He wanders there the whole night and towards midnight comes a little darkness. He is in great trouble; the heavy, sultry air seems to be still in terror of some crime which is to be committed in the morning.
He tries to calm the night by saying aloud: “I shall not do it.”
Then the most wonderful thing happens. The night is seized with a trembling dread. It is no longer the little flakes which are falling, but round about him rustle great and small wings. He hears something flying but does not know whither.
They rush by him; they graze his cheek; they touch his clothes and hands; and he understands what it is. The leaves are falling from the trees; the flowers flee from their stalks; the wings fly away from the butterflies; the song forsakes the birds.
And he understands that when the sun rises his garden will be a waste. Empty, cold, and silent winter shall reign there; no play of butterflies; no song of birds.

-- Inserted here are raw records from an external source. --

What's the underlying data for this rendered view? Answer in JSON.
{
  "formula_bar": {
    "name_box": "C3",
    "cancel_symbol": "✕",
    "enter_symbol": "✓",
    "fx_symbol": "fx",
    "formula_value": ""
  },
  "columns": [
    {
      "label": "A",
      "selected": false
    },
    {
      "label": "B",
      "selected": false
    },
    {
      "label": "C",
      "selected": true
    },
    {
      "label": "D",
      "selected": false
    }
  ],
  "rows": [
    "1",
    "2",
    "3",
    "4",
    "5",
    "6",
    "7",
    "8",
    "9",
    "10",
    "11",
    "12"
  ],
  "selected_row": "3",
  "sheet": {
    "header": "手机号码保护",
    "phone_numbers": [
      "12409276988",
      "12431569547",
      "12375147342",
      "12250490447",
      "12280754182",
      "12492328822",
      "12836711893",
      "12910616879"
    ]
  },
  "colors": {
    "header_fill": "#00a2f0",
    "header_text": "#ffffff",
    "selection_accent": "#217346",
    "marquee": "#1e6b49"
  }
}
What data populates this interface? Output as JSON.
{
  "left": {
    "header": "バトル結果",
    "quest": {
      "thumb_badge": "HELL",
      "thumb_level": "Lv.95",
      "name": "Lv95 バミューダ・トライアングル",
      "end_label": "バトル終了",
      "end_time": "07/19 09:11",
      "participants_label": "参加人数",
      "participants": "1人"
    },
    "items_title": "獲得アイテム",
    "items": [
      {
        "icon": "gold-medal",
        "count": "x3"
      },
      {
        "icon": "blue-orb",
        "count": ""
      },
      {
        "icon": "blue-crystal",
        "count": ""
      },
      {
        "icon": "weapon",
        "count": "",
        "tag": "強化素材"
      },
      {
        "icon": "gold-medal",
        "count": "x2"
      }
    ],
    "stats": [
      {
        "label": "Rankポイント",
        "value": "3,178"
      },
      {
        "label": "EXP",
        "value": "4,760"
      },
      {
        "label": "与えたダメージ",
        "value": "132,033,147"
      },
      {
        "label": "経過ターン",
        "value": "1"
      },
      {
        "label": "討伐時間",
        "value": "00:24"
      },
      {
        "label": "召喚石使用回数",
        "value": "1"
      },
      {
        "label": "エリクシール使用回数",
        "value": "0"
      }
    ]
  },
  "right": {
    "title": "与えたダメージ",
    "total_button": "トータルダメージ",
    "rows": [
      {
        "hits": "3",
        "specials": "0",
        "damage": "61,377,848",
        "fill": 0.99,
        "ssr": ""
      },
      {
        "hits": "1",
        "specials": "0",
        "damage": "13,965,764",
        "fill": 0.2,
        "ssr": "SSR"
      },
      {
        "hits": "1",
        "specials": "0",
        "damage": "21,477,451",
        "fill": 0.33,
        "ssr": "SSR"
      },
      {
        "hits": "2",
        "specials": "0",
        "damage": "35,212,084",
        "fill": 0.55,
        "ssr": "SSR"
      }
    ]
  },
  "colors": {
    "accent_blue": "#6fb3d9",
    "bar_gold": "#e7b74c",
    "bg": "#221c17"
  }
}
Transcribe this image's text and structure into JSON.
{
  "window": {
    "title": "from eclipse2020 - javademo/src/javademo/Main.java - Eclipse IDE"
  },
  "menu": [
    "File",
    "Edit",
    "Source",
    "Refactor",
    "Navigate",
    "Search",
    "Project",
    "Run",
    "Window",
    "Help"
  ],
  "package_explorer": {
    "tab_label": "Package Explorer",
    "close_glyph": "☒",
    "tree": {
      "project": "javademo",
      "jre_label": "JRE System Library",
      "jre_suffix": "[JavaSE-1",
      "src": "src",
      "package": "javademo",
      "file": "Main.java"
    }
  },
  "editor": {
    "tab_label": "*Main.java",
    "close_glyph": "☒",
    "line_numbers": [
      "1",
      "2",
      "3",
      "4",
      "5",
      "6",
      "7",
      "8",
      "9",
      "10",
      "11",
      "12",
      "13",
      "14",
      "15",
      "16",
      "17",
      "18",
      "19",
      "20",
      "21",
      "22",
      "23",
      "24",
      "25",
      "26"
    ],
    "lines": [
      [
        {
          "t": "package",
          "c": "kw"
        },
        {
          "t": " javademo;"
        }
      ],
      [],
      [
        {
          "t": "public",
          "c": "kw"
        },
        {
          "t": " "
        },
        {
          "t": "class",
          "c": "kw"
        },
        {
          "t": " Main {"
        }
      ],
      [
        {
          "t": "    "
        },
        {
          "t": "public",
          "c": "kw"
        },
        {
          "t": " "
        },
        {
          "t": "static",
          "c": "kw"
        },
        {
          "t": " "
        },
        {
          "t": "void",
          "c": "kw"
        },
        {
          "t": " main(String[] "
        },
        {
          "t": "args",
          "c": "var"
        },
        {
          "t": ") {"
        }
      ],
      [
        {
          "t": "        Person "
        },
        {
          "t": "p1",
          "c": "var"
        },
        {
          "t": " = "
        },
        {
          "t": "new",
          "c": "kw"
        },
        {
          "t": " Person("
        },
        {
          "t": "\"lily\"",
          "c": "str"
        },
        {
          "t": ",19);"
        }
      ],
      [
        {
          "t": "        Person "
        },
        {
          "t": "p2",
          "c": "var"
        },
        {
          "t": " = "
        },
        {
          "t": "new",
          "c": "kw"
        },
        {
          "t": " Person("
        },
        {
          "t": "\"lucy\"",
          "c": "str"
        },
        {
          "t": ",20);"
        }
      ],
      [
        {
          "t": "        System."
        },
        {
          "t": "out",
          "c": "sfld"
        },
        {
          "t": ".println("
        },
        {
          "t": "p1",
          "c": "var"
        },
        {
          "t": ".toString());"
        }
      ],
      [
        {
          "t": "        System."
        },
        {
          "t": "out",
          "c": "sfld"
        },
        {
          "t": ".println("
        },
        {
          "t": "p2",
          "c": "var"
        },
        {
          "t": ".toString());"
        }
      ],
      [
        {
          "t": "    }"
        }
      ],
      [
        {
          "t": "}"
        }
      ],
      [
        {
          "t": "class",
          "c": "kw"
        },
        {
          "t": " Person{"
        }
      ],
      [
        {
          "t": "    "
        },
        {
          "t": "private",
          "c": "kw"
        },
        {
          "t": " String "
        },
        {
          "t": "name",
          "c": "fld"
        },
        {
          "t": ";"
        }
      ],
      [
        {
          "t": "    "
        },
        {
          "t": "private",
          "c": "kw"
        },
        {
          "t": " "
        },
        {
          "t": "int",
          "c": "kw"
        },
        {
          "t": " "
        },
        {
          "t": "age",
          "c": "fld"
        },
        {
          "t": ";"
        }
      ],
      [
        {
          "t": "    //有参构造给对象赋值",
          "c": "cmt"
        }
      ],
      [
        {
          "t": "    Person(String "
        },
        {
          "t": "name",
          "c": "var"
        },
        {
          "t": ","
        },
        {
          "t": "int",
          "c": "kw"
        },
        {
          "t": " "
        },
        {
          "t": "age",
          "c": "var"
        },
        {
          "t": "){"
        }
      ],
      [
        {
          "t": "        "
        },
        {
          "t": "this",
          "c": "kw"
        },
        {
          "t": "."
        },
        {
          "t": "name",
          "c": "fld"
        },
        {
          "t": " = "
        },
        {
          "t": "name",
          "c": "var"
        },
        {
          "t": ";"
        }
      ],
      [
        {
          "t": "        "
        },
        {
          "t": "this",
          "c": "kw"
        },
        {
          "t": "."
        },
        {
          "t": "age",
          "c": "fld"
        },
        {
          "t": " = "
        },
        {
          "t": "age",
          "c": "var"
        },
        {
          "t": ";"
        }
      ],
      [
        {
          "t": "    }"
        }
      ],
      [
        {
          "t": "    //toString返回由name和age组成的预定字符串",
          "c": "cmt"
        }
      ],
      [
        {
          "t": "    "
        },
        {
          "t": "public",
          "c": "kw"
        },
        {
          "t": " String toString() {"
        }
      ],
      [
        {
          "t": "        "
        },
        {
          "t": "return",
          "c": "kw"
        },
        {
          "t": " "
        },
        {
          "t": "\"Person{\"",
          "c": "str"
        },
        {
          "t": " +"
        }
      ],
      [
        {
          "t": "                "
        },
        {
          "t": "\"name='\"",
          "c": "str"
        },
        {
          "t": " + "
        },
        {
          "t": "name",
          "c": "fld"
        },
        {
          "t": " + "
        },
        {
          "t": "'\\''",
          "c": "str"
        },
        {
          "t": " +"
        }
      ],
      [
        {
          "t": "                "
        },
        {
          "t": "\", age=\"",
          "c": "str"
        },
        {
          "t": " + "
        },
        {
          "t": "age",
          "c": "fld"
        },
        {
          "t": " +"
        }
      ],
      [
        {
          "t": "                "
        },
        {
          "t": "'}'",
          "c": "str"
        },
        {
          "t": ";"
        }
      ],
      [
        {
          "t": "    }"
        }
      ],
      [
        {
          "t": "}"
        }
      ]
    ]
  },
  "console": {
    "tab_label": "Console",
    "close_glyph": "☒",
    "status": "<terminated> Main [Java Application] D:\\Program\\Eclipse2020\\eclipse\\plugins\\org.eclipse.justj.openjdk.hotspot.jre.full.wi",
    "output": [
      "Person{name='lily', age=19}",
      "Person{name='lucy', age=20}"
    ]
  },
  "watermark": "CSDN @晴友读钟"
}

He remains until the light comes again, and he is almost astonished when he sees the thick masses of leaves on the trees. “What is it, then,” he says, “which is laid waste if it was not the garden? Not even a blade of grass is missing. It is I who must live in winter and cold hereafter, not the garden. It is as if the mainspring of life were gone. Ah, you old fool, this will pass like everything else. It is too much ado about a little girl.”
How very improperly “it” behaved the morning they were to leave! During the two days after the ball “it” had been rather something inspiring, something exciting; but now when Downie is to leave, when “it” realizes that the end has come, that “it” will never play any part in her life, then it changes to a death thrust, to a deathly coldness.
She feels as if she were dragging a body of stone down the stairs to the breakfast-room. She stretches out a heavy, cold hand of stone when she says good-morning; she speaks with a slow tongue of stone; smiles with hard stone lips. It is a labor, a labor.
But who can help being glad when everything is arranged according to old-fashioned faith and honor.
Uncle Theodore turns to Downie at breakfast and explains with a strangely harsh voice that he has decided to give Maurits the position of manager at Laxohyttan; but as the aforesaid young man, continued Uncle, with a strained attempt to return to his usual manner, is not much at home in practical occupations, he may not enter upon the position until he has a wife at his side. Has she, Miss Downie, tended her myrtle so well that she can have a crown and wreath in September?
She feels how he is looking into her face. She knows that he wishes to have a glance as thanks, but she does not look up.
Maurits leaps up. He embraces Uncle and makes a great deal of noise. “But, Anne-Marie, why do you not thank Uncle? You must kiss Uncle Theodore, Anne-Marie. Laxohyttan is the most beautiful place in the world. Come now, Anne-Marie!”